_Exercise goal_.
The entries follow. Copy every line in which "description" appears.

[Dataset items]
════════════════════

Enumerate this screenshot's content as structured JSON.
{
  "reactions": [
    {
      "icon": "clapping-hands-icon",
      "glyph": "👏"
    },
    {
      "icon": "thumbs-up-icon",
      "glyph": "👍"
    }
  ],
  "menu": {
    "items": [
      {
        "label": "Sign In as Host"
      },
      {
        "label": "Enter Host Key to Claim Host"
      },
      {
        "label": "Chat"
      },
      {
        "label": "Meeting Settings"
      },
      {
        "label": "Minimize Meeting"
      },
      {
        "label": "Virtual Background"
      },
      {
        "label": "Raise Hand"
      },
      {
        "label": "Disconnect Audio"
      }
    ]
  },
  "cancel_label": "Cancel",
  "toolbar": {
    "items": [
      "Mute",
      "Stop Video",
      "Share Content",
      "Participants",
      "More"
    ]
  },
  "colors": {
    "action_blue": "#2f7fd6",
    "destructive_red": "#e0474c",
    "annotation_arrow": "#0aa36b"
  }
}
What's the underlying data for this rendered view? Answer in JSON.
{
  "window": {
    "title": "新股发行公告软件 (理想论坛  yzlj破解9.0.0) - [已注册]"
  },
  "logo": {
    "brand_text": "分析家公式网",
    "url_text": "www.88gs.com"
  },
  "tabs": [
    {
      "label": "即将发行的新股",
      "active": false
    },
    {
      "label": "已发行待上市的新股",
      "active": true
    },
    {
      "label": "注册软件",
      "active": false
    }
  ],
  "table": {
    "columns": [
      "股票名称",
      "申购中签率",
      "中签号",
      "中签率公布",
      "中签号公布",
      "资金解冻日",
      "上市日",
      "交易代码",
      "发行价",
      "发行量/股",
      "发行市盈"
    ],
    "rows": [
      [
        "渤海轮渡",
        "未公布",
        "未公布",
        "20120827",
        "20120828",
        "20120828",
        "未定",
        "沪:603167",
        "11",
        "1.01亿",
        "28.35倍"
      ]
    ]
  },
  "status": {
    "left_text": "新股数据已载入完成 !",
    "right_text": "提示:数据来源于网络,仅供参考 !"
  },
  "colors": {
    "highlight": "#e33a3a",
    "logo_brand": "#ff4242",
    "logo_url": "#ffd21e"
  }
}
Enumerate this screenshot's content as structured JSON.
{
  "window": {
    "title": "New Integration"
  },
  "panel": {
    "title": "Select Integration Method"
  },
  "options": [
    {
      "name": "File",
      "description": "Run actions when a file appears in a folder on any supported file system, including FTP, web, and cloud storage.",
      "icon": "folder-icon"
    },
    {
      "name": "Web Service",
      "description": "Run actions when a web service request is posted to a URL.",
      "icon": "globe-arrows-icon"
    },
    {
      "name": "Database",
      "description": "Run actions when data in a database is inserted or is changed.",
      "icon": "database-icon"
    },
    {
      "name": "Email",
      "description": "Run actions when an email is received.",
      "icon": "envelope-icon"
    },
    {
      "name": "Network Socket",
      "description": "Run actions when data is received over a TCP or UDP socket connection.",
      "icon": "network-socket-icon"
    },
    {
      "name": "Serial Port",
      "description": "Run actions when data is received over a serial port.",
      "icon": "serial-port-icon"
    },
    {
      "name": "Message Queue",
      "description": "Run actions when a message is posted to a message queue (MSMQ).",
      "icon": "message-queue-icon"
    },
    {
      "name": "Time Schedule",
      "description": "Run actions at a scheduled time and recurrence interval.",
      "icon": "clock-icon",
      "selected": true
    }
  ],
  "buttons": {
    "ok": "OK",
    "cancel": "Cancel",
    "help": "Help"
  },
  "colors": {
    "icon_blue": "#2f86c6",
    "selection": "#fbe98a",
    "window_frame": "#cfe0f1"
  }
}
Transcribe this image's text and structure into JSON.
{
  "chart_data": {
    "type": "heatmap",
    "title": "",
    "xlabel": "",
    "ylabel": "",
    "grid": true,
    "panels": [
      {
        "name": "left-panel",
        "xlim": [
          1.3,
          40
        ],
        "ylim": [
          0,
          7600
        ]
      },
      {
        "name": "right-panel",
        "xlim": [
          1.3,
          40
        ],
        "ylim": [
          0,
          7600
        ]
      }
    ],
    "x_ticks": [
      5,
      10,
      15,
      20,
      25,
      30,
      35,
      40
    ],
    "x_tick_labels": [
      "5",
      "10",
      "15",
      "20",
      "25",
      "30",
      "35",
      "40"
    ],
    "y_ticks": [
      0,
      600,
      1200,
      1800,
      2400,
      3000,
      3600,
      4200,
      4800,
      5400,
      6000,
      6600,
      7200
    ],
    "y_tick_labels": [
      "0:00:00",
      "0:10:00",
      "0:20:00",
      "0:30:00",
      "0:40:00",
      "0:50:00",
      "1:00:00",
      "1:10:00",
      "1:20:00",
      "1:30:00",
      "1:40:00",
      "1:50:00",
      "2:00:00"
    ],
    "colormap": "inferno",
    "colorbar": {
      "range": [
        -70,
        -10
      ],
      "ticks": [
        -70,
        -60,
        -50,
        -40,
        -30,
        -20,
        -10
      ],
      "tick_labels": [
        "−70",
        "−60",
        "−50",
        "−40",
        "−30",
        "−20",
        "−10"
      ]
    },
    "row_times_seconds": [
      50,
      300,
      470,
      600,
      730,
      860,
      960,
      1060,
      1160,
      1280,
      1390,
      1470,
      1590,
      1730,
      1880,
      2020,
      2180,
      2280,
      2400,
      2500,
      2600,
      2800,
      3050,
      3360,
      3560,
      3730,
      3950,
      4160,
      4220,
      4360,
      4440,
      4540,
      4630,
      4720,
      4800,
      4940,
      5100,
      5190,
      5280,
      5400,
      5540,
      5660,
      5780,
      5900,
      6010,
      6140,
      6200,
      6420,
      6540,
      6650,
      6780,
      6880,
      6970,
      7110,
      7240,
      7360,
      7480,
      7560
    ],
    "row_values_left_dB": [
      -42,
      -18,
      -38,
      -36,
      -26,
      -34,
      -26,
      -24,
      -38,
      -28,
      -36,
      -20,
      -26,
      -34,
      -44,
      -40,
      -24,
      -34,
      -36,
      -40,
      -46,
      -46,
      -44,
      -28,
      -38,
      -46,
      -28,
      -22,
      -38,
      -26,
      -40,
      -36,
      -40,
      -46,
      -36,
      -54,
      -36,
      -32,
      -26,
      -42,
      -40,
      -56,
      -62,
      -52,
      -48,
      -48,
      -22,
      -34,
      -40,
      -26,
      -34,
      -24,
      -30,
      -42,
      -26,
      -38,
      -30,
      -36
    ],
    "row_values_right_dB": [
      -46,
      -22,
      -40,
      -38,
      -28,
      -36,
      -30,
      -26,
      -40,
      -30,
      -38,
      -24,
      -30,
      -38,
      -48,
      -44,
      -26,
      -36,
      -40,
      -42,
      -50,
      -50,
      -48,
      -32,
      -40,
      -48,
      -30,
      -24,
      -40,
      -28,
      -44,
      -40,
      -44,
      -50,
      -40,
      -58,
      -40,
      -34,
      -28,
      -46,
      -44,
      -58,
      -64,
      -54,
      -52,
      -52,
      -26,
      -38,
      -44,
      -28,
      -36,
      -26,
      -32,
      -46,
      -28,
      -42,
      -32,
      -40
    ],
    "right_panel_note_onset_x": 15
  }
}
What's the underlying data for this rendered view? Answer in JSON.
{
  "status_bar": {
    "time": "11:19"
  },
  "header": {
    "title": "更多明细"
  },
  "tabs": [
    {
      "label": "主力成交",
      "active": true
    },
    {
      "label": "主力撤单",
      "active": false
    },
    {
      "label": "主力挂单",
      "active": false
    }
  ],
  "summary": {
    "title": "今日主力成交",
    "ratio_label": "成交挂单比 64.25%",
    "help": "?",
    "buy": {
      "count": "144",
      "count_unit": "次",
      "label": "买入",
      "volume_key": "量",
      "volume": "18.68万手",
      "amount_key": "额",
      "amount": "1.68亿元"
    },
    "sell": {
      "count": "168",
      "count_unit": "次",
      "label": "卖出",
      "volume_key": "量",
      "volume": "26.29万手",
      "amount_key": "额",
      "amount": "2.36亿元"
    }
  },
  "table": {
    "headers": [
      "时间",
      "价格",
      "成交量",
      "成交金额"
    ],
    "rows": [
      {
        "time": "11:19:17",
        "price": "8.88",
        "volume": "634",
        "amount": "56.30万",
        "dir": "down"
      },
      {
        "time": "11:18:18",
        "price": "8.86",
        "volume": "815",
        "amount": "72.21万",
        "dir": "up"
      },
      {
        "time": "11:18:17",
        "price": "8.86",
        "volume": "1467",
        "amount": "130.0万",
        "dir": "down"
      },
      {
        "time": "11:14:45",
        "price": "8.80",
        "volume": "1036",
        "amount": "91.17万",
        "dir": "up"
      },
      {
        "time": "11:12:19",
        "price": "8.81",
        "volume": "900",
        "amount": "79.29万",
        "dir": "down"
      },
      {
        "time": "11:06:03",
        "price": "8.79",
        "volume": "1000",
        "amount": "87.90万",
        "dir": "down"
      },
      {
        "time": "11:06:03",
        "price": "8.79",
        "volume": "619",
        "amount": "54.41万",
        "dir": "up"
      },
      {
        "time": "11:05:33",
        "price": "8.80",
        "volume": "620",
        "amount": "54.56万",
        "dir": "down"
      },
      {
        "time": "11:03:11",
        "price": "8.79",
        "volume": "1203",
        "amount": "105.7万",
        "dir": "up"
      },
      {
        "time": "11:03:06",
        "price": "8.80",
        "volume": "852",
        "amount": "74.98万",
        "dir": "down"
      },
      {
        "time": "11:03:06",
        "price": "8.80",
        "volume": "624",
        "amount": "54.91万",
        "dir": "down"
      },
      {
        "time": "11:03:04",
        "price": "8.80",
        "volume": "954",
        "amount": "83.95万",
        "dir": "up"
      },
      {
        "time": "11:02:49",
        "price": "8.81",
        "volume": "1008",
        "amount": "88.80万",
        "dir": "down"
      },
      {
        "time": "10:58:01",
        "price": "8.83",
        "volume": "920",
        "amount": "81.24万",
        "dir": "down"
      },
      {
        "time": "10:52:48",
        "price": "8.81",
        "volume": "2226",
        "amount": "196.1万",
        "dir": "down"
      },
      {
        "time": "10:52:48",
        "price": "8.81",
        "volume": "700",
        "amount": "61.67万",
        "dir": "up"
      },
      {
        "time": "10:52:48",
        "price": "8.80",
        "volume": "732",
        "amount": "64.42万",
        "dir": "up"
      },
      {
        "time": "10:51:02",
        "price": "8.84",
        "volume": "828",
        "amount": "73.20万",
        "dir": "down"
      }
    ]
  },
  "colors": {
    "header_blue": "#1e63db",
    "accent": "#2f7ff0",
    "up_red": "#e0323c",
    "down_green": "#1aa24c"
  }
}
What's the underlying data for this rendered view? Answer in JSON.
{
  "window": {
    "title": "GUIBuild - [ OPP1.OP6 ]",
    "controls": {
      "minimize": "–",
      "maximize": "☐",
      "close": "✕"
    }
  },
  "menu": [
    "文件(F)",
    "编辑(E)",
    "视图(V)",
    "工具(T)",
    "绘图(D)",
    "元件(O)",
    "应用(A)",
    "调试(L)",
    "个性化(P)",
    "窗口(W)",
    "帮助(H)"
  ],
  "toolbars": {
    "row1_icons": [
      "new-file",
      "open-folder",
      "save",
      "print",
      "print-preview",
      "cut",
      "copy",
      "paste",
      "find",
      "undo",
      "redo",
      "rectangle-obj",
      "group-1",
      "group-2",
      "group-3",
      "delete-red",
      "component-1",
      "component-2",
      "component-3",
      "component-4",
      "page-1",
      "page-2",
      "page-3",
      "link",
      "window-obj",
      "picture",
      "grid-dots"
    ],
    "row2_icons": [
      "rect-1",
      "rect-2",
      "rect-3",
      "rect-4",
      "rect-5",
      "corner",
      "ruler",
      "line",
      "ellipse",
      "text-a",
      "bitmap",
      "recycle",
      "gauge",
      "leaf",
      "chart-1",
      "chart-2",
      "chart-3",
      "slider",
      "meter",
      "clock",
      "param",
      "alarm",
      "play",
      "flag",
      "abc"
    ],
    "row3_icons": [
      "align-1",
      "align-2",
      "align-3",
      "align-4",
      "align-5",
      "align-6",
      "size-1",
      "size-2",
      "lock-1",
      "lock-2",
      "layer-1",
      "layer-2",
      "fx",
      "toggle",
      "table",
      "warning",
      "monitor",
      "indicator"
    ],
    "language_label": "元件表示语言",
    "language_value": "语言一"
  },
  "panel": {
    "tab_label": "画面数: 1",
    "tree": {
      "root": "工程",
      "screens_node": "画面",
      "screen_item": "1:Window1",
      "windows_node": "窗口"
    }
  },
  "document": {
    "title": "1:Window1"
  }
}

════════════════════

_Solution to this task_.
      "description": "Run actions when a file appears in a folder on any supported file system, including FTP, web, and cloud storage.",
      "description": "Run actions when a web service request is posted to a URL.",
      "description": "Run actions when data in a database is inserted or is changed.",
      "description": "Run actions when an email is received.",
      "description": "Run actions when data is received over a TCP or UDP socket connection.",
      "description": "Run actions when data is received over a serial port.",
      "description": "Run actions when a message is posted to a message queue (MSMQ).",
      "description": "Run actions at a scheduled time and recurrence interval.",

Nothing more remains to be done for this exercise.